This book is an emotional, haunting rollercoaster of fairytale-meets-stranded-islanders-meets-teenage-sexual-awakening-meets-mermaids. Except it’s not about mermaids, really. Or is it?
The Gloaming is told by Kirsty Logan in a particularly involving, alluring and – frankly – deceptive way, spinning us from one member to another of the Ross family who live on a weird island somewhere. This island, and each of the Ross family’s experience of it, seems to suggest it exists in a fluid reality-mythical status where they go about their lives amongst fairy stories, moody visions, superstitions, half-stories, and a fear of death that involves all the islanders eventually turning to stone.
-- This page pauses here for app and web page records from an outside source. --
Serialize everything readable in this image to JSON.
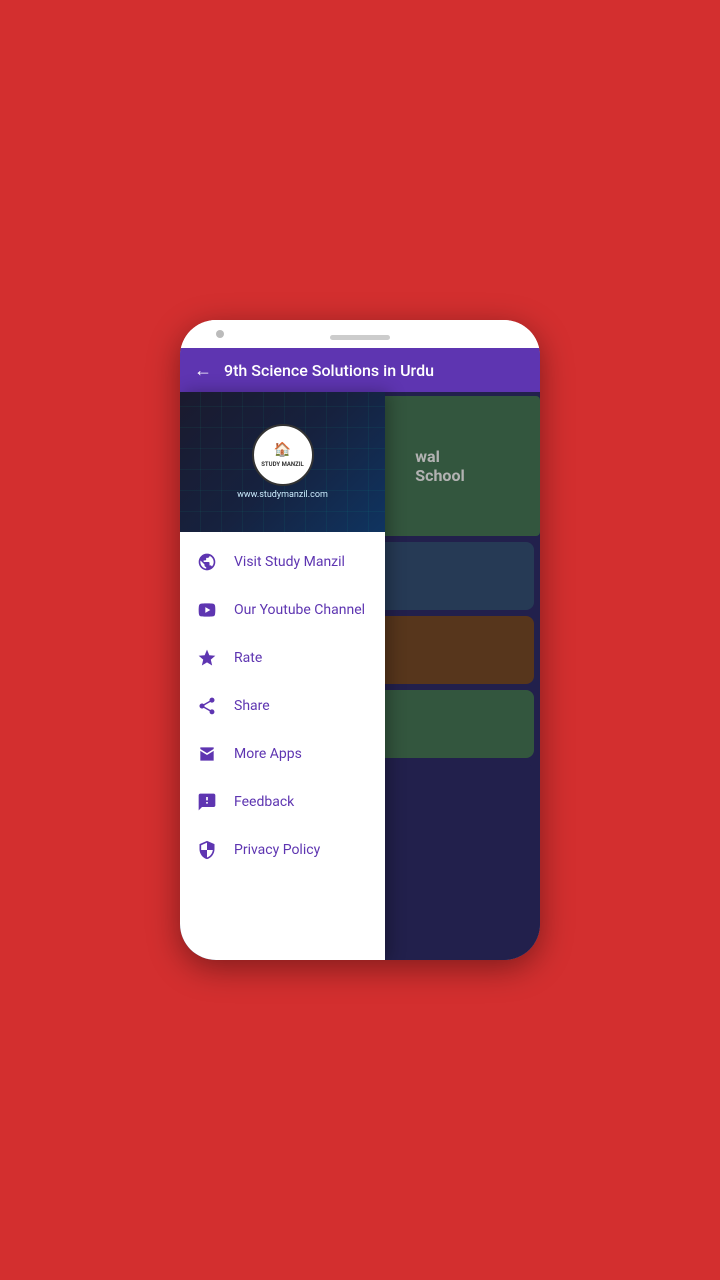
{
  "phone": {
    "background_color": "#d32f2f"
  },
  "header": {
    "title": "9th Science Solutions in Urdu",
    "back_label": "←"
  },
  "drawer": {
    "logo_text": "STUDY MANZIL",
    "website_url": "www.studymanzil.com",
    "menu_items": [
      {
        "id": "visit",
        "label": "Visit Study Manzil",
        "icon": "website-icon"
      },
      {
        "id": "youtube",
        "label": "Our Youtube Channel",
        "icon": "youtube-icon"
      },
      {
        "id": "rate",
        "label": "Rate",
        "icon": "star-icon"
      },
      {
        "id": "share",
        "label": "Share",
        "icon": "share-icon"
      },
      {
        "id": "more-apps",
        "label": "More Apps",
        "icon": "more-apps-icon"
      },
      {
        "id": "feedback",
        "label": "Feedback",
        "icon": "feedback-icon"
      },
      {
        "id": "privacy",
        "label": "Privacy Policy",
        "icon": "privacy-icon"
      }
    ]
  },
  "background_cards": [
    {
      "id": "card1",
      "color": "#37547a"
    },
    {
      "id": "card2",
      "color": "#7d4e29"
    },
    {
      "id": "card3",
      "color": "#4a7c59"
    }
  ]
}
After their little brother, Bee, drowns sisters Islay and Mara’s world collapses and they try to fight through theirs – and their parents – grief by exploring their own minds, the islands and their newly discovered sexual desires. If you’re a teen girl reading this, and wondering about your sexuality, this book does an amazing, sensory, emotional job of depicting how one girl’s life changes when love and sex walks into it. Or, in this case, perhaps swims into it in the form of Pearl who is an is-she-or-isn’t-she mermaid.
There are a lot of weaved storylines here that interact organically, and they all have a very dark undertone. So much so that this book is probably just as much a lament on mourning a close relative as it is a coming-of-age story. Either way, it certainly swept me away and I enjoyed how every page was deliciously described, the island felt like both an ominous and magical place I lived with the family, amongst all their myths and legends. And, ultimately, it becomes a story full of symbols of the different and endless kinds of love there are in the world.
A beautiful, atmospheric and incredibly haunting story.